At a news conference CPS called the accusations a misinterpretation of the constantly changing requirements from the Ohio Department of Education. To make their point, school officials displayed a binder containing 500 pages on how to report attendance data. Teachers Union President Julie Sellers pointed out an omission from the ODE on its own website.
Cincinnati Public Schools is piloting an after-school program featuring the arts. These high energy sessions can't help but keep the kids attention.
This is just the warm-up for the one-hour arts program at Hughes Center. After school, four days a week with alternating artists, kids get to experience something they may not have. On this day it's the Cincinnati Shakespeare Company and actress Jesse Wray Goodman.
Ohio academic data is now out after being delayed by a student-attendance investigation. Cincinnati dropped a category from Effective to Continuous Improvement. Superintendent Mary Ronan has a plan to improve the district's academic report card.
"We really would have liked to have stayed effective but in order to do this our performance index or final grade would have to be 90 and it was 88.5."
Ronan says the district's focus is now firmly on implementing new and more rigorous academic standards.
For many Tri-State students today was the first day of school.
Thirty-three thousand kids in the Cincinnati Public School District returned to class. Highlights include four new or renovated buildings. Western Hills High School is now a 7-12 school. Next year CPS will convert all its high schools to the 7-12 model.
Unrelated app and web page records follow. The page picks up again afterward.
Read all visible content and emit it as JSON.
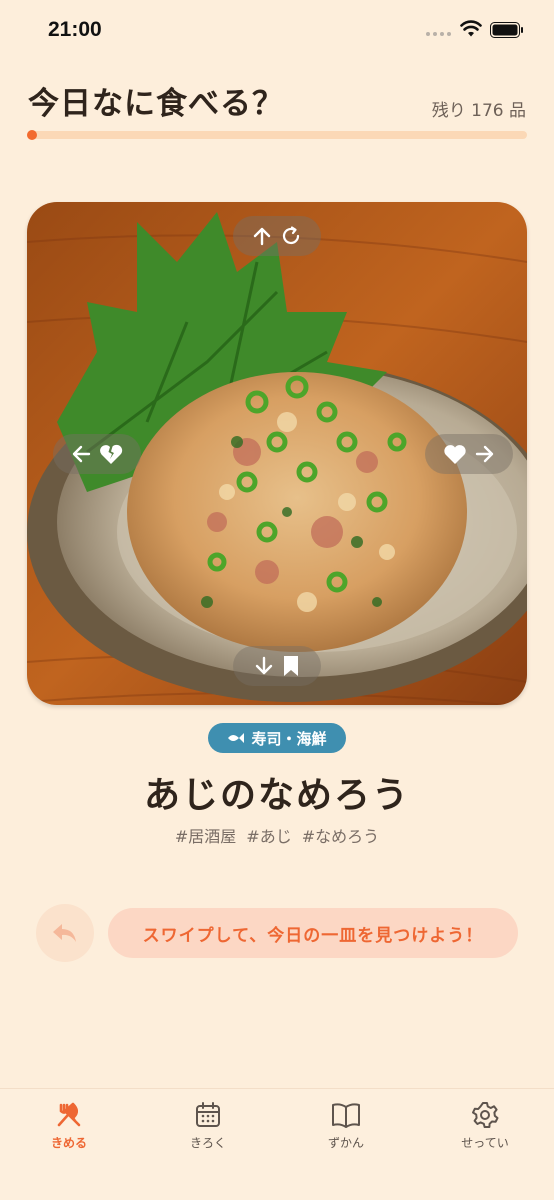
{
  "status_bar": {
    "time": "21:00"
  },
  "header": {
    "title": "今日なに食べる？",
    "remaining": "残り 176 品",
    "progress": 0.01,
    "progress_color": "#f26a2e"
  },
  "card": {
    "image": "aji-namerou-photo",
    "hint_up_icons": [
      "arrow-up-icon",
      "refresh-icon"
    ],
    "hint_down_icons": [
      "arrow-down-icon",
      "bookmark-icon"
    ],
    "hint_left_icons": [
      "arrow-left-icon",
      "broken-heart-icon"
    ],
    "hint_right_icons": [
      "heart-icon",
      "arrow-right-icon"
    ]
  },
  "dish": {
    "category": "寿司・海鮮",
    "category_icon": "fish-icon",
    "category_color": "#3f8fb0",
    "name": "あじのなめろう",
    "tags": [
      "#居酒屋",
      "#あじ",
      "#なめろう"
    ]
  },
  "actions": {
    "undo_icon": "undo-arrow-icon",
    "hint_text": "スワイプして、今日の一皿を見つけよう！"
  },
  "tab_bar": {
    "tabs": [
      {
        "label": "きめる",
        "icon": "fork-knife-icon",
        "active": true
      },
      {
        "label": "きろく",
        "icon": "calendar-icon",
        "active": false
      },
      {
        "label": "ずかん",
        "icon": "book-icon",
        "active": false
      },
      {
        "label": "せってい",
        "icon": "gear-icon",
        "active": false
      }
    ],
    "accent_color": "#ee6733"
  }
}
Here are some pictures of kids in the Forest Hills School District, Anderson Township. Please post your first day pictures on the WVXU Facebook page.